"My dear Margarita, I only want to expand the business for us. With the others and you, it will be a lovely quartet."

Margarita said, "You don't want the business anymore. You said so. You want three wives, without me! You are through, Alucard!"

Schmidt and O'Neal stood with their ears against a side door. Schmidt turned the handle and the door opened to an adjacent dome room. They saw Margarita kneeling and looking down at Alucard. He was lying on his back on the floor and his face grimaced with pain. Margarita bent over Alucard. She had a hatchet in her right hand and a fistful of Alucard's long black hair in her left hand.

Alucard tried to pull out the wooden stake that was stuck deep in the center of his chest but Margarita rapped his knuckles with the hatchet and tapped the top of the stake a few times to make sure it was secure. Then she swung the hatchet at his neck, chopping again and again, until she had cut his head free from his shoulders. She held his head above and smiled. His blood ran down her arm. She laughed and said, "Poor darling, you won't be able to find your head in the morning."

The detectives watched Margarita. She carried the head and walked to a control panel. She pressed a switch and the ceiling began to slowly slide open in the center of the dome.

Margarita set Alucard's head on the floor, next to his body, and the redhead and brunette bodies. Tears filled Margarita's eyes and the detectives heard her say, "I wrote THE BOND for you in 1850 after I first met you, my dear Alucard. I made you a vampire, like me.

'I am now a part of you,

Living for you and me in you.

A bond no one can break.'

Margarita opened a side door and stepped into the dark hallway.

A moment later Schmidt and O'Neal heard the soft flutter of wings in the hallway. The storm ended with the night and the morning sun burst through the dome opening, shining throughout the room. Alucard, the redhead, and the brunette dissolved to dust.

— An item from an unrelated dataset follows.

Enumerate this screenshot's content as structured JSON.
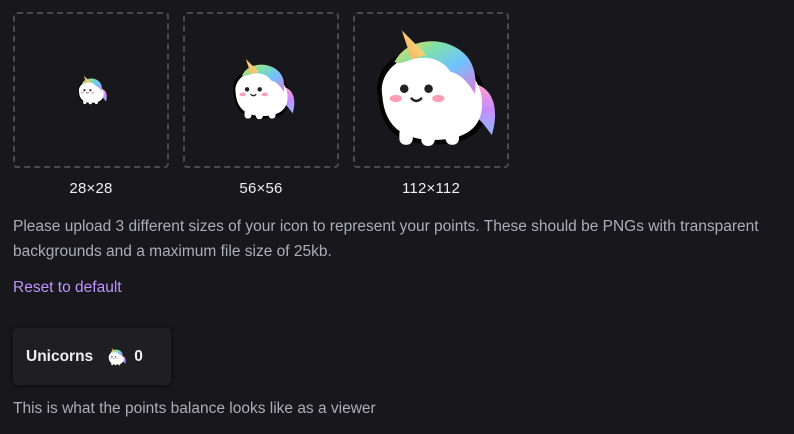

Schmidt turned to O'Neal and said, "God Almighty, I don't believe what I just saw!"

O'Neal said, "Sir, it's a good thing we both saw it but I don't think anyone will believe us."

The detectives heard a soft moan behind them. They looked and saw a canvas cloth draped over a table. They pulled the canvas back and saw Sergeant English lying on the floor beneath the table.

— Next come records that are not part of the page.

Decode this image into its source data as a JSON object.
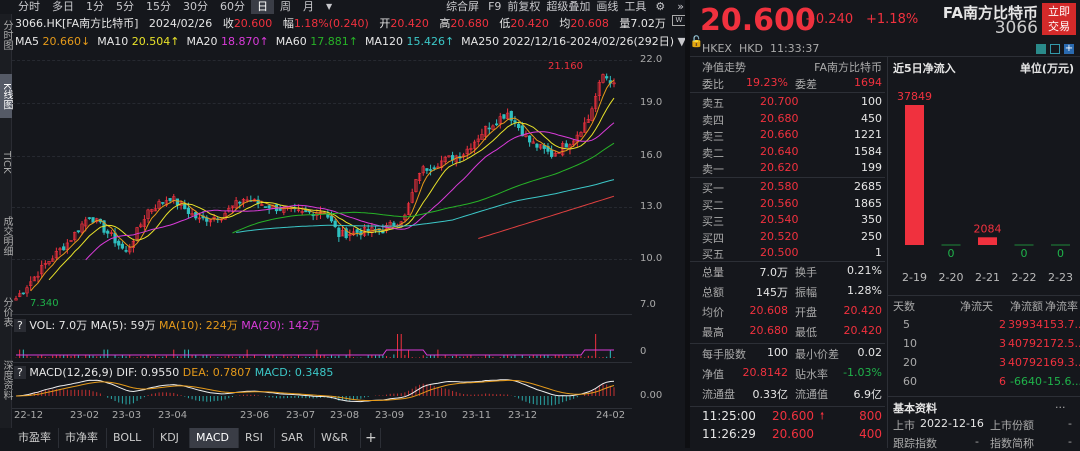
{
  "toolbar": {
    "periods": [
      "分时",
      "多日",
      "1分",
      "5分",
      "15分",
      "30分",
      "60分",
      "日",
      "周",
      "月"
    ],
    "selected": "日",
    "right": [
      "综合屏",
      "F9",
      "前复权",
      "超级叠加",
      "画线",
      "工具"
    ]
  },
  "sidebar": [
    "分时图",
    "K线图",
    "TICK",
    "成交明细",
    "分价表",
    "深度资料"
  ],
  "info": {
    "code": "3066.HK[FA南方比特币]",
    "date": "2024/02/26",
    "close_label": "收",
    "close": "20.600",
    "chg_label": "幅",
    "chg": "1.18%(0.240)",
    "open_label": "开",
    "open": "20.420",
    "high_label": "高",
    "high": "20.680",
    "low_label": "低",
    "low": "20.420",
    "avg_label": "均",
    "avg": "20.608",
    "vol_label": "量",
    "vol": "7.02万"
  },
  "ma": {
    "ma5": "MA5",
    "ma5v": "20.660↓",
    "ma10": "MA10",
    "ma10v": "20.504↑",
    "ma20": "MA20",
    "ma20v": "18.870↑",
    "ma60": "MA60",
    "ma60v": "17.881↑",
    "ma120": "MA120",
    "ma120v": "15.426↑",
    "ma250": "MA250",
    "range": "2022/12/16-2024/02/26(292日)"
  },
  "price_axis": [
    "22.0",
    "19.0",
    "16.0",
    "13.0",
    "10.0",
    "7.0"
  ],
  "price_marks": {
    "max": "21.160",
    "min": "7.340"
  },
  "vol": {
    "help": "?",
    "text": "VOL: 7.0万",
    "ma5": "MA(5): 59万",
    "ma10": "MA(10): 224万",
    "ma20": "MA(20): 142万",
    "axis": "0"
  },
  "macd": {
    "help": "?",
    "name": "MACD(12,26,9)",
    "dif": "DIF: 0.9550",
    "dea": "DEA: 0.7807",
    "macd": "MACD: 0.3485",
    "axis": "0.00"
  },
  "time_axis": [
    "22-12",
    "23-02",
    "23-03",
    "23-04",
    "23-06",
    "23-07",
    "23-08",
    "23-09",
    "23-10",
    "23-11",
    "23-12",
    "24-02"
  ],
  "tabs": [
    "市盈率",
    "市净率",
    "BOLL",
    "KDJ",
    "MACD",
    "RSI",
    "SAR",
    "W&R",
    "+"
  ],
  "chart_data": {
    "type": "candlestick",
    "xlabel": "",
    "ylabel": "",
    "ylim": [
      7,
      22
    ],
    "anchors": [
      [
        0,
        7.4
      ],
      [
        8,
        9.5
      ],
      [
        14,
        10.8
      ],
      [
        20,
        12.5
      ],
      [
        26,
        11.2
      ],
      [
        30,
        10.2
      ],
      [
        36,
        12.8
      ],
      [
        42,
        13.6
      ],
      [
        50,
        12.2
      ],
      [
        56,
        12.5
      ],
      [
        62,
        13.5
      ],
      [
        70,
        13.0
      ],
      [
        78,
        12.6
      ],
      [
        84,
        12.8
      ],
      [
        88,
        11.3
      ],
      [
        94,
        11.5
      ],
      [
        100,
        11.6
      ],
      [
        106,
        12.4
      ],
      [
        110,
        15.2
      ],
      [
        116,
        15.8
      ],
      [
        122,
        16.3
      ],
      [
        128,
        17.8
      ],
      [
        134,
        18.8
      ],
      [
        140,
        17.0
      ],
      [
        146,
        16.2
      ],
      [
        152,
        17.2
      ],
      [
        156,
        18.4
      ],
      [
        160,
        21.1
      ],
      [
        163,
        20.6
      ]
    ]
  },
  "quote": {
    "price": "20.600",
    "change": "+0.240",
    "pct": "+1.18%",
    "name": "FA南方比特币",
    "code": "3066",
    "trade_btn": "立即交易",
    "exchange": "HKEX",
    "currency": "HKD",
    "time": "11:33:37"
  },
  "book": {
    "title": "净值走势",
    "title_r": "FA南方比特币",
    "wb_label": "委比",
    "wb": "19.23%",
    "wc_label": "委差",
    "wc": "1694",
    "asks": [
      {
        "l": "卖五",
        "p": "20.700",
        "v": "100"
      },
      {
        "l": "卖四",
        "p": "20.680",
        "v": "450"
      },
      {
        "l": "卖三",
        "p": "20.660",
        "v": "1221"
      },
      {
        "l": "卖二",
        "p": "20.640",
        "v": "1584"
      },
      {
        "l": "卖一",
        "p": "20.620",
        "v": "199"
      }
    ],
    "bids": [
      {
        "l": "买一",
        "p": "20.580",
        "v": "2685"
      },
      {
        "l": "买二",
        "p": "20.560",
        "v": "1865"
      },
      {
        "l": "买三",
        "p": "20.540",
        "v": "350"
      },
      {
        "l": "买四",
        "p": "20.520",
        "v": "250"
      },
      {
        "l": "买五",
        "p": "20.500",
        "v": "1"
      }
    ]
  },
  "stats": [
    {
      "l1": "总量",
      "v1": "7.0万",
      "l2": "换手",
      "v2": "0.21%",
      "c1": "w",
      "c2": "w"
    },
    {
      "l1": "总额",
      "v1": "145万",
      "l2": "振幅",
      "v2": "1.28%",
      "c1": "w",
      "c2": "w"
    },
    {
      "l1": "均价",
      "v1": "20.608",
      "l2": "开盘",
      "v2": "20.420",
      "c1": "r",
      "c2": "r"
    },
    {
      "l1": "最高",
      "v1": "20.680",
      "l2": "最低",
      "v2": "20.420",
      "c1": "r",
      "c2": "r"
    },
    {
      "l1": "每手股数",
      "v1": "100",
      "l2": "最小价差",
      "v2": "0.02",
      "c1": "w",
      "c2": "w"
    },
    {
      "l1": "净值",
      "v1": "20.8142",
      "l2": "贴水率",
      "v2": "-1.03%",
      "c1": "r",
      "c2": "g"
    },
    {
      "l1": "流通盘",
      "v1": "0.33亿",
      "l2": "流通值",
      "v2": "6.9亿",
      "c1": "w",
      "c2": "w"
    }
  ],
  "trades": [
    {
      "t": "11:25:00",
      "p": "20.600",
      "arrow": "🠕",
      "v": "800"
    },
    {
      "t": "11:26:29",
      "p": "20.600",
      "arrow": "",
      "v": "400"
    }
  ],
  "flow": {
    "title": "近5日净流入",
    "unit": "单位(万元)",
    "bars": [
      {
        "d": "2-19",
        "v": 37849,
        "label": "37849"
      },
      {
        "d": "2-20",
        "v": 0,
        "label": "0"
      },
      {
        "d": "2-21",
        "v": 2084,
        "label": "2084"
      },
      {
        "d": "2-22",
        "v": 0,
        "label": "0"
      },
      {
        "d": "2-23",
        "v": 0,
        "label": "0"
      }
    ],
    "headers": [
      "天数",
      "净流天",
      "净流额",
      "净流率"
    ],
    "rows": [
      [
        "5",
        "2",
        "39934",
        "153.7..."
      ],
      [
        "10",
        "3",
        "40792",
        "172.5..."
      ],
      [
        "20",
        "3",
        "40792",
        "169.3..."
      ],
      [
        "60",
        "6",
        "-6640",
        "-15.6..."
      ]
    ]
  },
  "basic": {
    "title": "基本资料",
    "more": "...",
    "list_label": "上市",
    "list_date": "2022-12-16",
    "share_label": "上市份额",
    "share": "-",
    "track_label": "跟踪指数",
    "track": "-",
    "idx_label": "指数简称",
    "idx": "-"
  },
  "colors": {
    "up": "#f0313e",
    "down": "#2fc0c0",
    "bg": "#15171c"
  }
}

She said, "Oh, my head. I feel like I've got a hangover."

Schmidt said, "You're all right. And no bite on the neck either."

The End

Copyright © 2002 by Frank Dunsmore

Bio:Frank Dunsmore was born and raised in Chicago. He has published two stories in Nefarious Tales of Mystery.



Visit Aphelion's Lettercolumn and voice your opinion of this story.

Return to the Aphelion main page.